Multimodal thinking on breast cancer
Sunday 09.00 PT: The US National Cancer Institute’s Network for Translational Research in Optical Imaging is a multicentre programme tasked with realizing practical optical modalities for early cancer detection, cancer diagnosis and measurement of response to therapy. Yesterday evening I went along to a dedicated BiOS session to hear about the network’s efforts in applying diffuse optical imaging for enhanced detection of breast cancer.
Brian Pogue, associate professor of engineering at Dartmouth College (Hanover, NH), kicked off the session by reviewing the integration of near-infrared spectroscopy (NIRS) into standard MRI and CT instrumentation. While this type of hybrid imaging is still in its infancy, he reckons that using it to guide therapy or to properly individualize the choice of therapy is “the next logical step”.
With this in mind, Dartmouth researchers, in collaboration with Philips Medical Systems, have developed a prototype small-animal imaging system that integrates NIRS into a 3 T MR breast biopsy coil.
“We use MR for imaging, NIR for spectroscopy,” said Pogue, adding that such an approach allows quantification of molecular tracers and biophysical imaging of tissue using contrast mechanisms that are not otherwise available.
Right now, however, the optical-fibre interface (for light delivery) is too cumbersome for the clinical setting, while the cost of integration takes optical spectroscopy out of the “inexpensive category”.
Soren Konecky of the University of Pennsylvania (Philadelphia, PA) provided an alternative take on the multimodal theme.
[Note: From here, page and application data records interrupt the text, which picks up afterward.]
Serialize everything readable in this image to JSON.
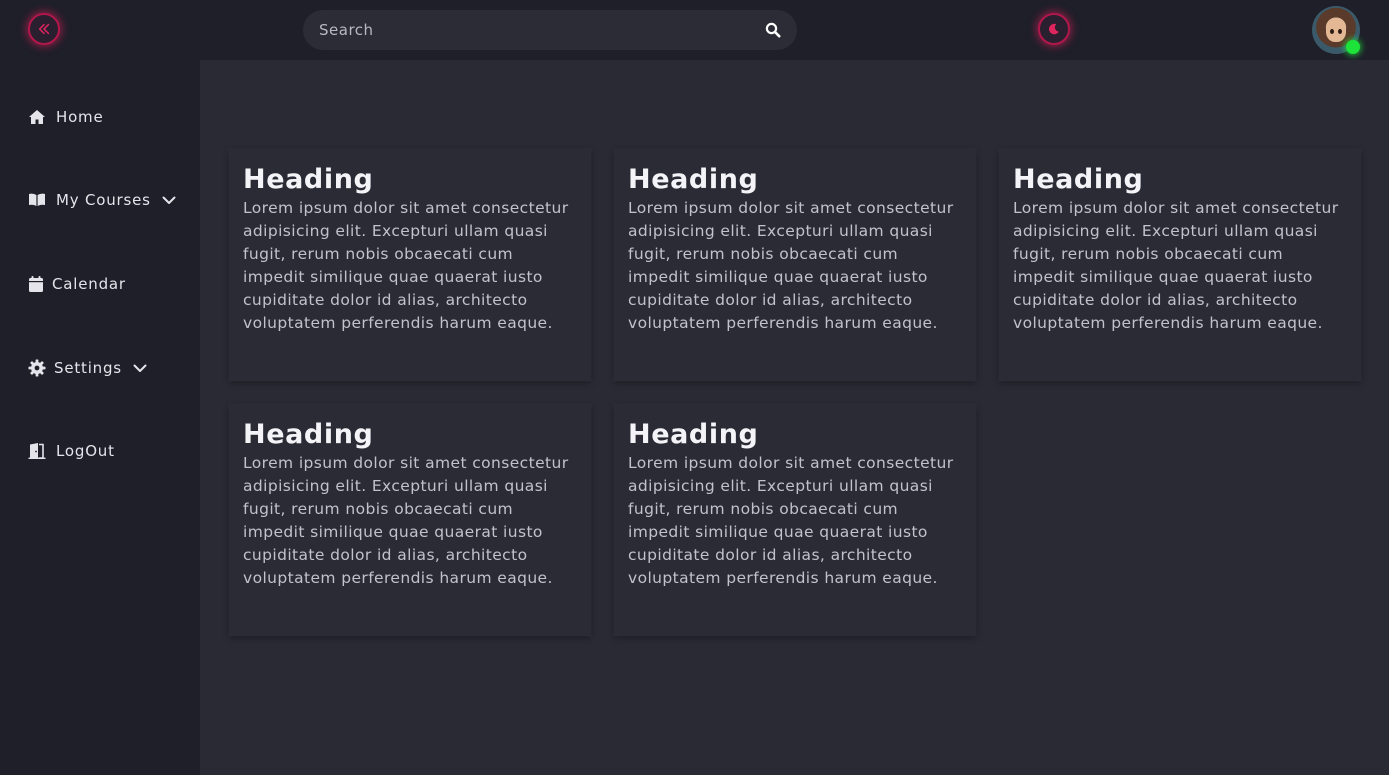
{
  "header": {
    "search_placeholder": "Search",
    "collapse_icon": "double-chevron-left-icon",
    "theme_icon": "moon-icon",
    "accent_color": "#b0174a",
    "status_color": "#1de23a"
  },
  "sidebar": {
    "items": [
      {
        "label": "Home",
        "icon": "home-icon"
      },
      {
        "label": "My Courses",
        "icon": "book-icon",
        "has_dropdown": true
      },
      {
        "label": "Calendar",
        "icon": "calendar-icon"
      },
      {
        "label": "Settings",
        "icon": "gear-icon",
        "has_dropdown": true
      },
      {
        "label": "LogOut",
        "icon": "logout-icon"
      }
    ]
  },
  "cards": [
    {
      "heading": "Heading",
      "body": "Lorem ipsum dolor sit amet consectetur adipisicing elit. Excepturi ullam quasi fugit, rerum nobis obcaecati cum impedit similique quae quaerat iusto cupiditate dolor id alias, architecto voluptatem perferendis harum eaque."
    },
    {
      "heading": "Heading",
      "body": "Lorem ipsum dolor sit amet consectetur adipisicing elit. Excepturi ullam quasi fugit, rerum nobis obcaecati cum impedit similique quae quaerat iusto cupiditate dolor id alias, architecto voluptatem perferendis harum eaque."
    },
    {
      "heading": "Heading",
      "body": "Lorem ipsum dolor sit amet consectetur adipisicing elit. Excepturi ullam quasi fugit, rerum nobis obcaecati cum impedit similique quae quaerat iusto cupiditate dolor id alias, architecto voluptatem perferendis harum eaque."
    },
    {
      "heading": "Heading",
      "body": "Lorem ipsum dolor sit amet consectetur adipisicing elit. Excepturi ullam quasi fugit, rerum nobis obcaecati cum impedit similique quae quaerat iusto cupiditate dolor id alias, architecto voluptatem perferendis harum eaque."
    },
    {
      "heading": "Heading",
      "body": "Lorem ipsum dolor sit amet consectetur adipisicing elit. Excepturi ullam quasi fugit, rerum nobis obcaecati cum impedit similique quae quaerat iusto cupiditate dolor id alias, architecto voluptatem perferendis harum eaque."
    }
  ]
}
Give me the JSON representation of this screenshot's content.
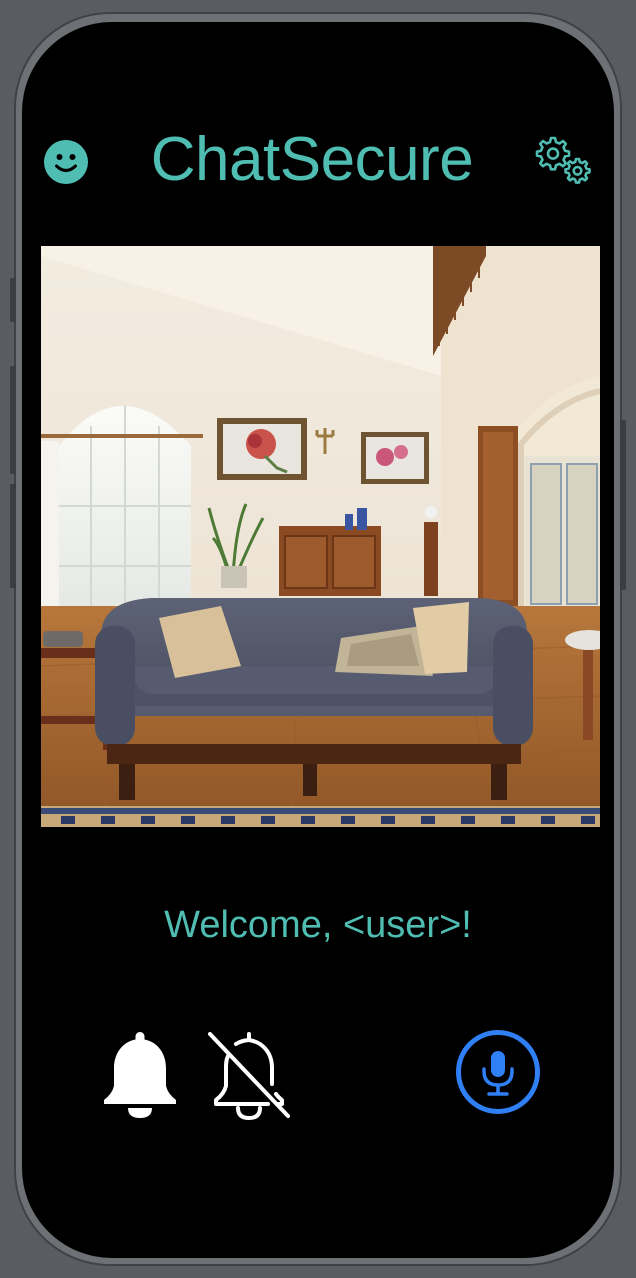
{
  "app": {
    "title": "ChatSecure",
    "welcome_message": "Welcome, <user>!"
  },
  "header": {
    "left_icon": "smiley-icon",
    "right_icon": "gears-icon"
  },
  "main": {
    "feed_image": "living-room-camera-feed"
  },
  "controls": {
    "notifications_on_icon": "bell-icon",
    "notifications_off_icon": "bell-slash-icon",
    "voice_icon": "microphone-icon"
  },
  "colors": {
    "accent": "#4fbdb2",
    "mic_blue": "#2f7ff5",
    "background": "#000000",
    "icon_white": "#ffffff"
  }
}
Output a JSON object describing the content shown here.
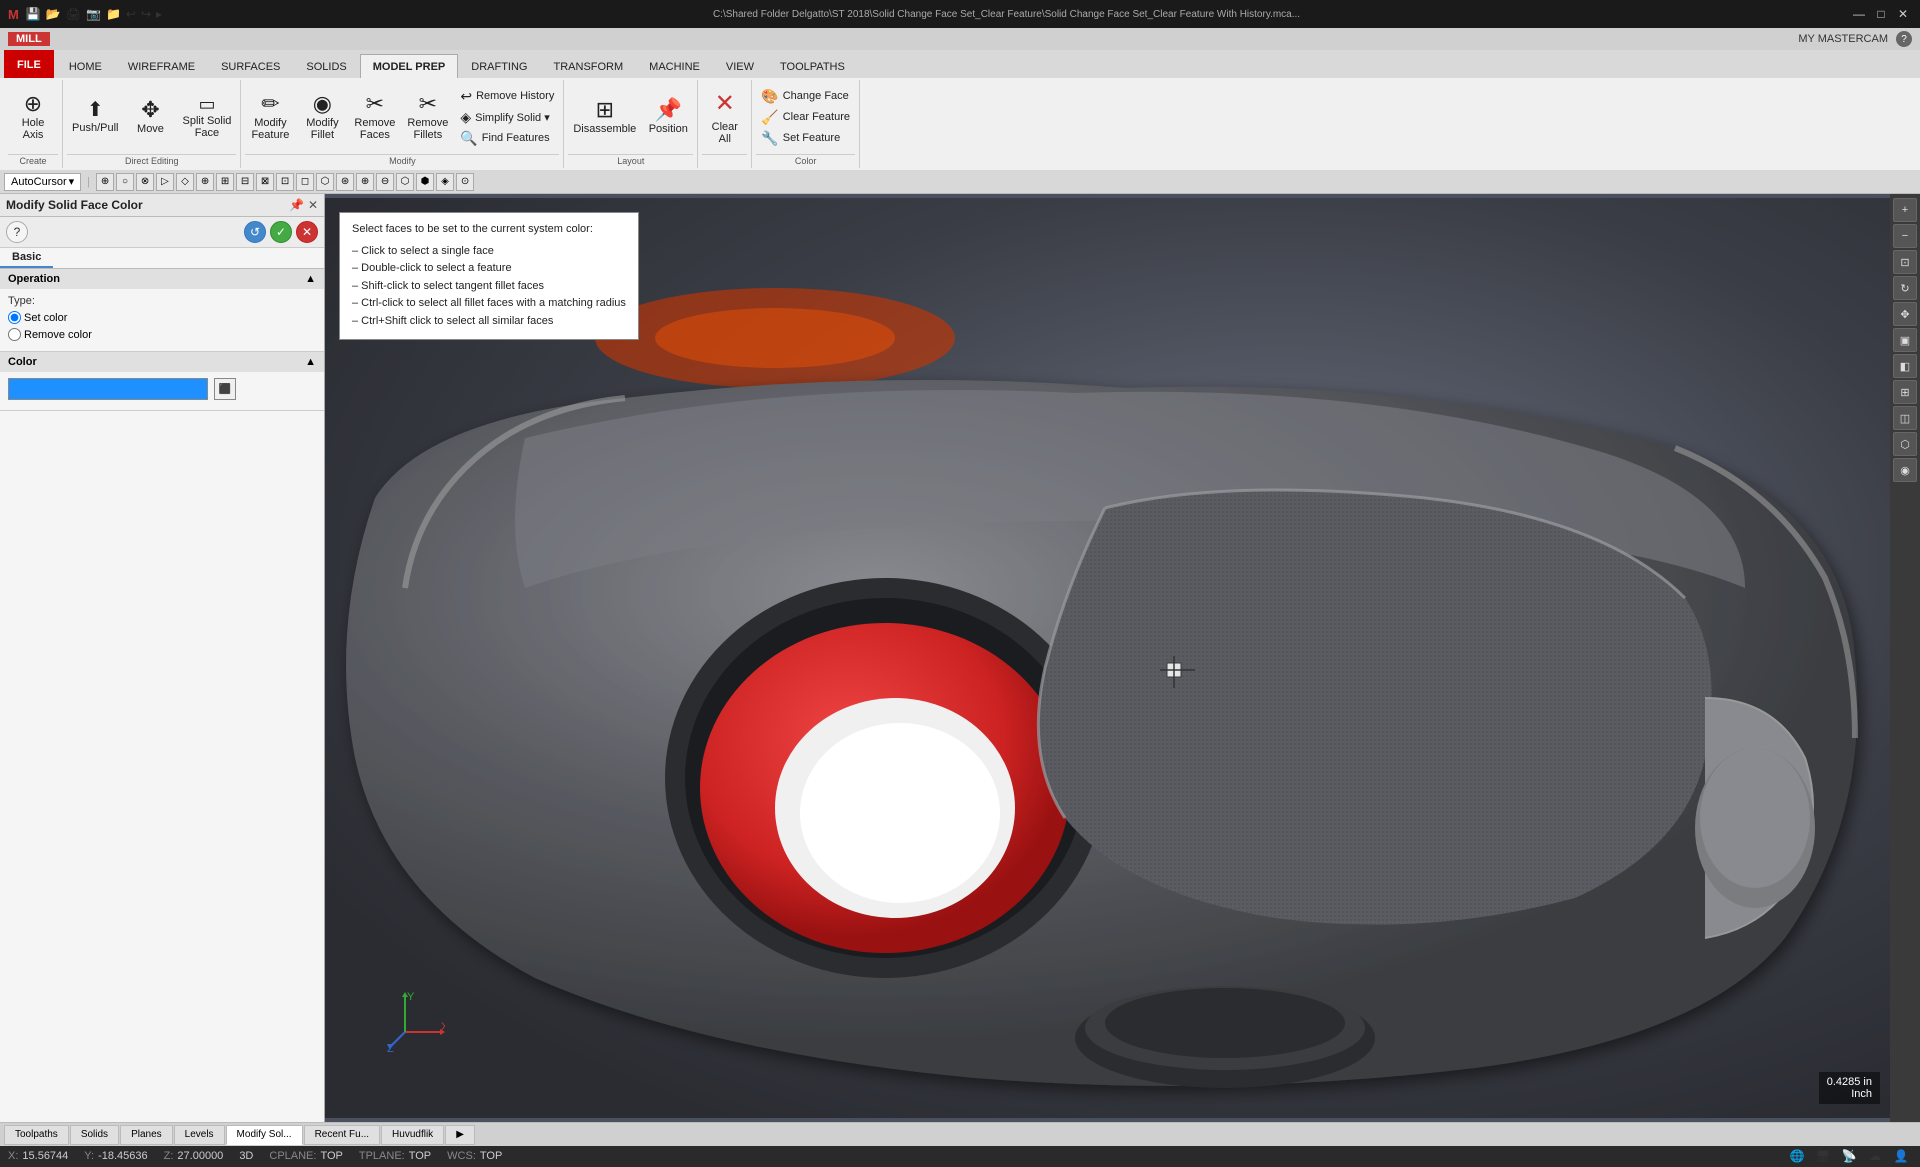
{
  "titlebar": {
    "title": "C:\\Shared Folder Delgatto\\ST 2018\\Solid Change Face Set_Clear Feature\\Solid Change Face Set_Clear Feature With History.mca...",
    "buttons": [
      "—",
      "□",
      "✕"
    ]
  },
  "ribbon_top": {
    "mill_label": "MILL",
    "my_mastercam": "MY MASTERCAM",
    "help_icon": "?"
  },
  "ribbon_tabs": [
    "FILE",
    "HOME",
    "WIREFRAME",
    "SURFACES",
    "SOLIDS",
    "MODEL PREP",
    "DRAFTING",
    "TRANSFORM",
    "MACHINE",
    "VIEW",
    "TOOLPATHS"
  ],
  "active_tab": "MODEL PREP",
  "ribbon_groups": {
    "create": {
      "label": "Create",
      "buttons": [
        {
          "label": "Hole Axis",
          "icon": "⊕"
        }
      ]
    },
    "direct_editing": {
      "label": "Direct Editing",
      "buttons": [
        {
          "label": "Push/Pull",
          "icon": "⬆"
        },
        {
          "label": "Move",
          "icon": "✥"
        },
        {
          "label": "Split Solid Face",
          "icon": "▭"
        }
      ]
    },
    "modify": {
      "label": "Modify",
      "small_buttons": [
        {
          "label": "Remove History",
          "icon": "↩"
        },
        {
          "label": "Simplify Solid ▾",
          "icon": "◈"
        },
        {
          "label": "Find Features",
          "icon": "🔍"
        }
      ],
      "buttons": [
        {
          "label": "Modify Feature",
          "icon": "✏"
        },
        {
          "label": "Modify Fillet",
          "icon": "◉"
        },
        {
          "label": "Remove Faces",
          "icon": "✂"
        },
        {
          "label": "Remove Fillets",
          "icon": "✂"
        }
      ]
    },
    "layout": {
      "label": "Layout",
      "buttons": [
        {
          "label": "Disassemble",
          "icon": "⊞"
        },
        {
          "label": "Position",
          "icon": "📌"
        }
      ]
    },
    "clear_all": {
      "label": "Clear All",
      "icon": "✕"
    },
    "color": {
      "label": "Color",
      "buttons": [
        {
          "label": "Change Face",
          "icon": "🎨"
        },
        {
          "label": "Clear Feature",
          "icon": "🧹"
        },
        {
          "label": "Set Feature",
          "icon": "🔧"
        }
      ]
    }
  },
  "autocursor_bar": {
    "dropdown_label": "AutoCursor",
    "buttons": [
      "⊕",
      "○",
      "⊗",
      "▷",
      "◈",
      "⊕",
      "⊞",
      "⊟",
      "⊠",
      "⊡",
      "◻",
      "⬡",
      "⊛",
      "⊕",
      "⊖",
      "⬡",
      "⬢",
      "◈",
      "⊙"
    ]
  },
  "panel": {
    "title": "Modify Solid Face Color",
    "tabs": [
      "Basic"
    ],
    "sections": {
      "operation": {
        "header": "Operation",
        "type_label": "Type:",
        "options": [
          "Set color",
          "Remove color"
        ],
        "selected": "Set color"
      },
      "color": {
        "header": "Color",
        "color_value": "#1e90ff"
      }
    }
  },
  "tooltip": {
    "header": "Select faces to be set to the current system color:",
    "lines": [
      "– Click to select a single face",
      "– Double-click to select a feature",
      "– Shift-click to select tangent fillet faces",
      "– Ctrl-click to select all fillet faces with a matching radius",
      "– Ctrl+Shift click to select all similar faces"
    ]
  },
  "bottom_tabs": [
    "Toolpaths",
    "Solids",
    "Planes",
    "Levels",
    "Modify Sol...",
    "Recent Fu...",
    "Huvudflik",
    "▶"
  ],
  "active_bottom_tab": "Modify Sol...",
  "status_bar": {
    "x_label": "X:",
    "x_value": "15.56744",
    "y_label": "Y:",
    "y_value": "-18.45636",
    "z_label": "Z:",
    "z_value": "27.00000",
    "mode": "3D",
    "cplane_label": "CPLANE:",
    "cplane_value": "TOP",
    "tplane_label": "TPLANE:",
    "tplane_value": "TOP",
    "wcs_label": "WCS:",
    "wcs_value": "TOP"
  },
  "scale_indicator": {
    "value": "0.4285 in",
    "unit": "Inch"
  },
  "quick_access": [
    "💾",
    "📂",
    "💾",
    "🖨",
    "📷",
    "📁",
    "↩",
    "↪",
    "▸"
  ]
}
His presentation reported on a small pilot study (17 patients) to evaluate the coregistration of diffuse optical tomography (DOT) and PET images of the human breast.
The purpose here is not primary detection of breast cancer, rather the evaluation of a patient’s response to therapy and early identification of resistance factors during treatment - information which can be used by doctors to adapt the treatment plan accordingly.
Unlike CT, MRI and ultrasound, DOT and PET primarily measure the physiological characteristics of tissue, rather than its anatomical structure. So why use optical and PET modalities in tandem?
“The combined analysis of optically measured parameters, such as haemoglobin concentration/oxygenation and blood flow, with PET parameters, such as fluoro-deoxyglucose uptake as a measure of glucose metabolism, may provide new and important information,” notes Konecky’s conference abstract.
He adds that “coregistration of DOT and PET parameters affords a method for increased tumour sensitivity and specificity compared to the stand-alone modalities.”